◆ Provided records:
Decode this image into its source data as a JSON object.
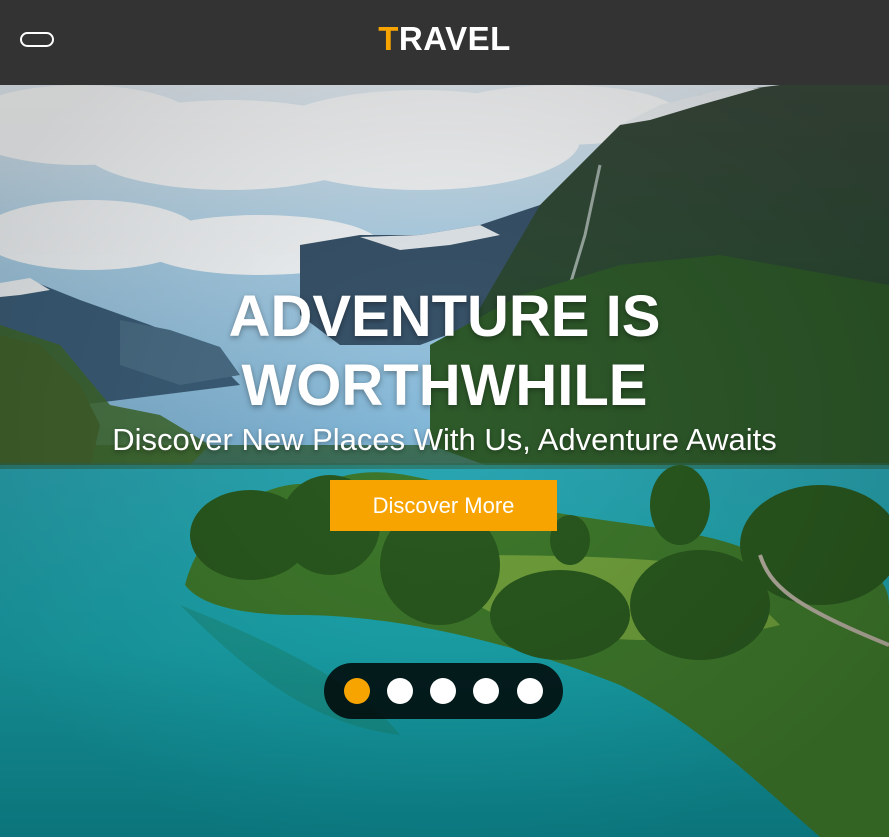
{
  "header": {
    "brand_first_letter": "T",
    "brand_rest": "RAVEL"
  },
  "hero": {
    "headline_line1": "ADVENTURE IS",
    "headline_line2": "WORTHWHILE",
    "subheading": "Discover New Places With Us, Adventure Awaits",
    "cta_label": "Discover More",
    "slides_count": 5,
    "active_slide": 1
  },
  "colors": {
    "accent": "#f7a400",
    "navbar": "#333333",
    "text": "#ffffff",
    "dot_inactive": "#ffffff",
    "dots_bg": "rgba(0,0,0,0.82)"
  },
  "icons": {
    "menu_toggle": "menu-toggle-icon"
  }
}
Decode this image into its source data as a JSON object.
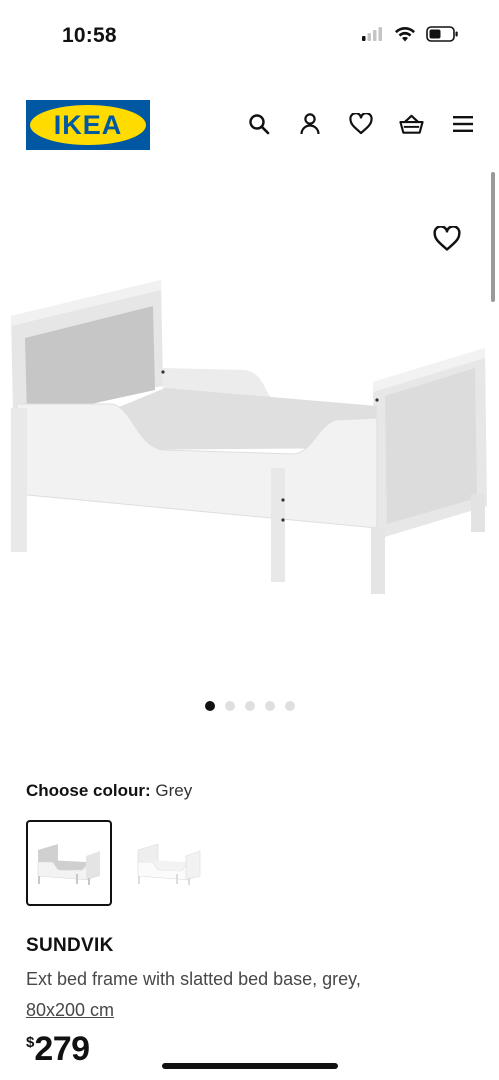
{
  "status_bar": {
    "time": "10:58",
    "icons": [
      "signal-icon",
      "wifi-icon",
      "battery-icon"
    ]
  },
  "header": {
    "logo_text": "IKEA",
    "icons": [
      "search-icon",
      "account-icon",
      "heart-icon",
      "basket-icon",
      "menu-icon"
    ]
  },
  "gallery": {
    "image_count": 5,
    "active_index": 0,
    "favorite_icon": "heart-icon"
  },
  "colour": {
    "label": "Choose colour:",
    "value": "Grey",
    "options": [
      "grey",
      "white"
    ],
    "selected_index": 0
  },
  "product": {
    "name": "SUNDVIK",
    "description": "Ext bed frame with slatted bed base, grey,",
    "dimensions": "80x200 cm",
    "price_currency": "$",
    "price_amount": "279"
  },
  "colors": {
    "ikea_blue": "#0058a3",
    "ikea_yellow": "#ffdb00",
    "text": "#111111"
  }
}
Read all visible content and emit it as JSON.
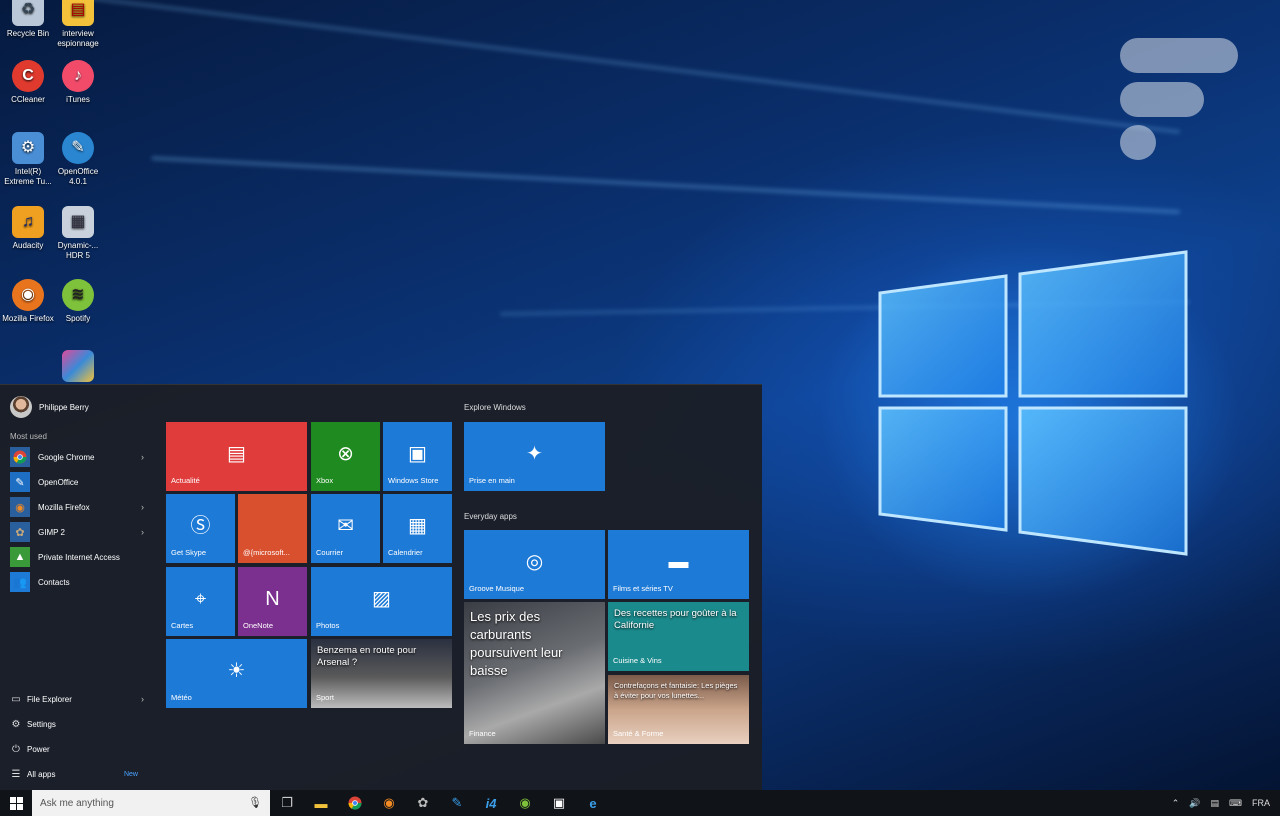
{
  "desktop": {
    "icons": [
      {
        "label": "Recycle Bin",
        "icon": "recycle-bin-icon"
      },
      {
        "label": "interview espionnage",
        "icon": "archive-icon"
      },
      {
        "label": "CCleaner",
        "icon": "ccleaner-icon"
      },
      {
        "label": "iTunes",
        "icon": "itunes-icon"
      },
      {
        "label": "Intel(R) Extreme Tu...",
        "icon": "intel-icon"
      },
      {
        "label": "OpenOffice 4.0.1",
        "icon": "openoffice-icon"
      },
      {
        "label": "Audacity",
        "icon": "audacity-icon"
      },
      {
        "label": "Dynamic-... HDR 5",
        "icon": "hdr-icon"
      },
      {
        "label": "Mozilla Firefox",
        "icon": "firefox-icon"
      },
      {
        "label": "Spotify",
        "icon": "spotify-icon"
      }
    ]
  },
  "start_menu": {
    "user_name": "Philippe Berry",
    "most_used_label": "Most used",
    "most_used": [
      {
        "label": "Google Chrome",
        "icon": "chrome-icon",
        "has_submenu": true
      },
      {
        "label": "OpenOffice",
        "icon": "openoffice-icon",
        "has_submenu": false
      },
      {
        "label": "Mozilla Firefox",
        "icon": "firefox-icon",
        "has_submenu": true
      },
      {
        "label": "GIMP 2",
        "icon": "gimp-icon",
        "has_submenu": true
      },
      {
        "label": "Private Internet Access",
        "icon": "vpn-icon",
        "has_submenu": false
      },
      {
        "label": "Contacts",
        "icon": "contacts-icon",
        "has_submenu": false
      }
    ],
    "file_explorer": "File Explorer",
    "settings": "Settings",
    "power": "Power",
    "all_apps": "All apps",
    "new_badge": "New",
    "tiles": {
      "actualite": "Actualité",
      "xbox": "Xbox",
      "windows_store": "Windows Store",
      "get_skype": "Get Skype",
      "microsoft": "@{microsoft...",
      "courrier": "Courrier",
      "calendrier": "Calendrier",
      "cartes": "Cartes",
      "onenote": "OneNote",
      "photos": "Photos",
      "meteo": "Météo",
      "sport_headline": "Benzema en route pour Arsenal ?",
      "sport": "Sport"
    },
    "explore_label": "Explore Windows",
    "prise_en_main": "Prise en main",
    "everyday_label": "Everyday apps",
    "everyday_tiles": {
      "groove": "Groove Musique",
      "films": "Films et séries TV",
      "finance_headline": "Les prix des carburants poursuivent leur baisse",
      "finance": "Finance",
      "cuisine_headline": "Des recettes pour goûter à la Californie",
      "cuisine": "Cuisine & Vins",
      "sante_headline": "Contrefaçons et fantaisie: Les pièges à éviter pour vos lunettes...",
      "sante": "Santé & Forme"
    }
  },
  "taskbar": {
    "search_placeholder": "Ask me anything",
    "language": "FRA"
  },
  "colors": {
    "accent_blue": "#1e7ad7",
    "tile_red": "#e03c3c",
    "tile_green": "#1f8a1f",
    "tile_orange": "#d9502f",
    "tile_purple": "#7b2f8e",
    "tile_teal": "#1b8a8c"
  }
}
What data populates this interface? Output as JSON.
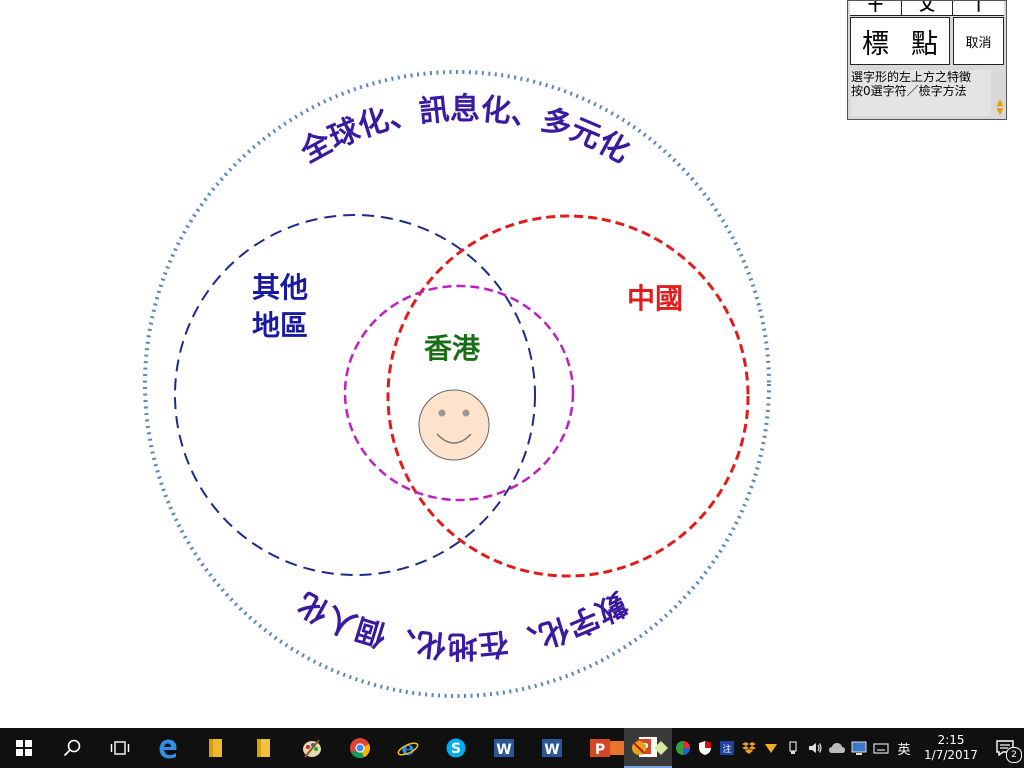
{
  "diagram": {
    "outer_arc_top": "全球化、訊息化、多元化",
    "outer_arc_bottom": "數字化、在地化、個人化",
    "label_others": [
      "其他",
      "地區"
    ],
    "label_china": "中國",
    "label_hongkong": "香港",
    "colors": {
      "outer": "#5a86b8",
      "others": "#1c2a8c",
      "china": "#e01c1c",
      "hongkong": "#c020c0",
      "arc_text": "#3a1aa0",
      "others_text": "#1a1aa0",
      "china_text": "#e01c1c",
      "hongkong_text": "#1a6e1a",
      "face_fill": "#fde2cc"
    }
  },
  "ime": {
    "top_keys": [
      "十",
      "乂",
      "丨"
    ],
    "candidates": [
      "標",
      "點"
    ],
    "cancel_label": "取消",
    "hint_line1": "選字形的左上方之特徵",
    "hint_line2": "按0選字符／檢字方法"
  },
  "taskbar": {
    "icons": [
      "windows-start-icon",
      "search-icon",
      "task-view-icon",
      "edge-icon",
      "folder-icon",
      "folder-icon",
      "paint-icon",
      "chrome-icon",
      "ie-icon",
      "skype-icon",
      "word-icon",
      "word-icon",
      "powerpoint-icon",
      "powerpoint-icon"
    ],
    "tray_icons": [
      "tray-app-icon",
      "tray-app-icon",
      "tray-app-icon",
      "tray-app-icon",
      "tray-app-icon",
      "tray-app-icon",
      "dropbox-icon",
      "tray-app-icon",
      "usb-icon",
      "speaker-icon",
      "cloud-icon",
      "network-icon",
      "keyboard-icon"
    ],
    "language": "英",
    "time": "2:15",
    "date": "1/7/2017",
    "notification_count": "2"
  }
}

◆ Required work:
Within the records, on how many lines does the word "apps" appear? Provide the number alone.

◆ Response for this exercise:
2